- Exercise description
Only the pictures are dropped; the lines of the material that follow are returned exactly.

- Information shown
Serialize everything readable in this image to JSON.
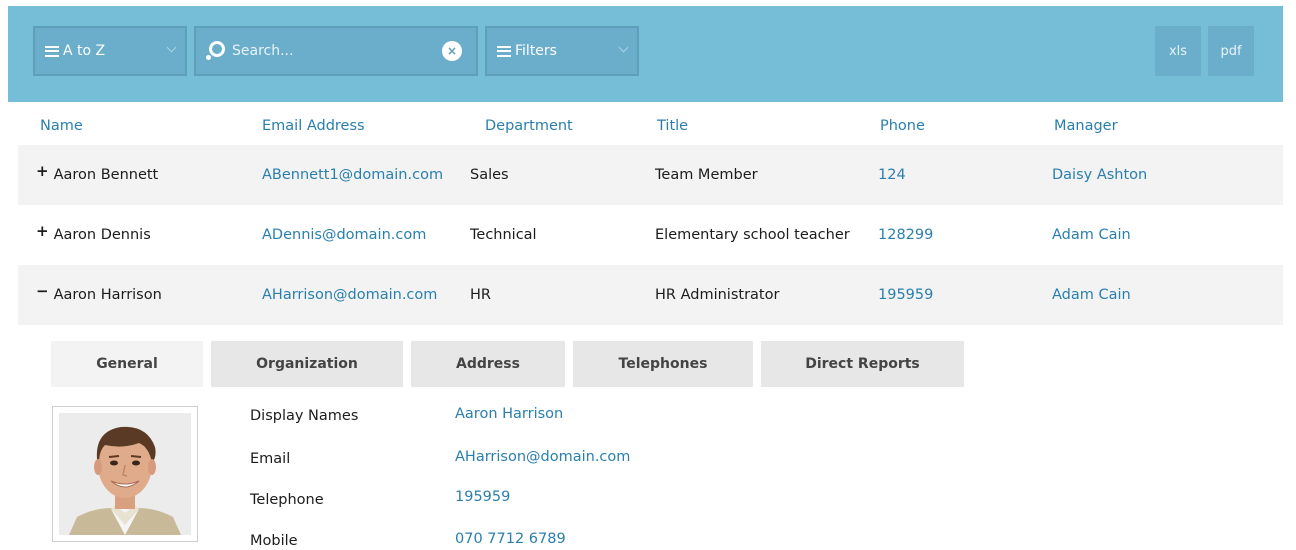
{
  "toolbar": {
    "sort_label": "A to Z",
    "search_placeholder": "Search...",
    "clear_icon": "×",
    "filters_label": "Filters",
    "xls_label": "xls",
    "pdf_label": "pdf"
  },
  "columns": [
    "Name",
    "Email Address",
    "Department",
    "Title",
    "Phone",
    "Manager"
  ],
  "rows": [
    {
      "expander": "+",
      "name": "Aaron Bennett",
      "email": "ABennett1@domain.com",
      "department": "Sales",
      "title": "Team Member",
      "phone": "124",
      "manager": "Daisy Ashton"
    },
    {
      "expander": "+",
      "name": "Aaron Dennis",
      "email": "ADennis@domain.com",
      "department": "Technical",
      "title": "Elementary school teacher",
      "phone": "128299",
      "manager": "Adam Cain"
    },
    {
      "expander": "−",
      "name": "Aaron Harrison",
      "email": "AHarrison@domain.com",
      "department": "HR",
      "title": "HR Administrator",
      "phone": "195959",
      "manager": "Adam Cain"
    }
  ],
  "detail": {
    "tabs": [
      "General",
      "Organization",
      "Address",
      "Telephones",
      "Direct Reports"
    ],
    "active_tab": "General",
    "fields": [
      {
        "label": "Display Names",
        "value": "Aaron Harrison"
      },
      {
        "label": "Email",
        "value": "AHarrison@domain.com"
      },
      {
        "label": "Telephone",
        "value": "195959"
      },
      {
        "label": "Mobile",
        "value": "070 7712 6789"
      }
    ]
  },
  "colors": {
    "toolbar_bg": "#76bdd8",
    "toolbar_control": "#6aaecb",
    "link": "#2a7fae",
    "row_shade": "#f3f3f3",
    "tab_bg": "#e7e7e7"
  }
}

- Reply
Serialize everything readable in this image to JSON.
{
  "toolbar": {
    "sort_label": "A to Z",
    "search_placeholder": "Search...",
    "clear_icon": "×",
    "filters_label": "Filters",
    "xls_label": "xls",
    "pdf_label": "pdf"
  },
  "columns": [
    "Name",
    "Email Address",
    "Department",
    "Title",
    "Phone",
    "Manager"
  ],
  "rows": [
    {
      "expander": "+",
      "name": "Aaron Bennett",
      "email": "ABennett1@domain.com",
      "department": "Sales",
      "title": "Team Member",
      "phone": "124",
      "manager": "Daisy Ashton"
    },
    {
      "expander": "+",
      "name": "Aaron Dennis",
      "email": "ADennis@domain.com",
      "department": "Technical",
      "title": "Elementary school teacher",
      "phone": "128299",
      "manager": "Adam Cain"
    },
    {
      "expander": "−",
      "name": "Aaron Harrison",
      "email": "AHarrison@domain.com",
      "department": "HR",
      "title": "HR Administrator",
      "phone": "195959",
      "manager": "Adam Cain"
    }
  ],
  "detail": {
    "tabs": [
      "General",
      "Organization",
      "Address",
      "Telephones",
      "Direct Reports"
    ],
    "active_tab": "General",
    "fields": [
      {
        "label": "Display Names",
        "value": "Aaron Harrison"
      },
      {
        "label": "Email",
        "value": "AHarrison@domain.com"
      },
      {
        "label": "Telephone",
        "value": "195959"
      },
      {
        "label": "Mobile",
        "value": "070 7712 6789"
      }
    ]
  },
  "colors": {
    "toolbar_bg": "#76bdd8",
    "toolbar_control": "#6aaecb",
    "link": "#2a7fae",
    "row_shade": "#f3f3f3",
    "tab_bg": "#e7e7e7"
  }
}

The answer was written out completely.